(Dataset rows describing interfaces)
=== Begin Enclosure ===
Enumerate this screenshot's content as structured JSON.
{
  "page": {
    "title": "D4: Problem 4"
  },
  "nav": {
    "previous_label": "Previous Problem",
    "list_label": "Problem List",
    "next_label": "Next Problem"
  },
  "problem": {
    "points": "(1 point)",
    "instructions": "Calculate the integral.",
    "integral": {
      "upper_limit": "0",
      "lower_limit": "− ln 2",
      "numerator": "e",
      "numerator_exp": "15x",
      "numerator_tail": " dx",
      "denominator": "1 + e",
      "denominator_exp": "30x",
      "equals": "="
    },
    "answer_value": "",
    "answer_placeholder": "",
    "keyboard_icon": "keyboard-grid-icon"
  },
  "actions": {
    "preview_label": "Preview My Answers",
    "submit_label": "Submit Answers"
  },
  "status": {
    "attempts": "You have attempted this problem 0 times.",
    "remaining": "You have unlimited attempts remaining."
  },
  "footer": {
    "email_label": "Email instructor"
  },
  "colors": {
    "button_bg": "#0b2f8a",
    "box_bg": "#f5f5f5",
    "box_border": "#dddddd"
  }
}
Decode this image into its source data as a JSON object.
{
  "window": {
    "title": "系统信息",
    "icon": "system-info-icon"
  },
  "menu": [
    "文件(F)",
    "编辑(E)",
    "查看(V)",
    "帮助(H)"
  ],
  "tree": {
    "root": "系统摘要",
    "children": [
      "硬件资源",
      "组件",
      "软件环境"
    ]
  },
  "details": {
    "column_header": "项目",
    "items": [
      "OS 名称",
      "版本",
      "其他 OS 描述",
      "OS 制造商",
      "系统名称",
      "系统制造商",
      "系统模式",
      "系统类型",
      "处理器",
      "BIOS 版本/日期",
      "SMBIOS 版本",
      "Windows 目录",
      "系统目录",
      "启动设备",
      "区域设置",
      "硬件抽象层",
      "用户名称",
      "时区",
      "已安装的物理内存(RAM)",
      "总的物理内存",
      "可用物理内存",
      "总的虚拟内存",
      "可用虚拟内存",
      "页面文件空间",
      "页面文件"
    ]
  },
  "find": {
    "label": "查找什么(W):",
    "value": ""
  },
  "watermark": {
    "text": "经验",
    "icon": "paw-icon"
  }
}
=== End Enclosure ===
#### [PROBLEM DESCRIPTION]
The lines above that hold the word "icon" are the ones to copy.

#### [EXERCISE RESULT]
    "keyboard_icon": "keyboard-grid-icon"
    "icon": "system-info-icon"
    "icon": "paw-icon"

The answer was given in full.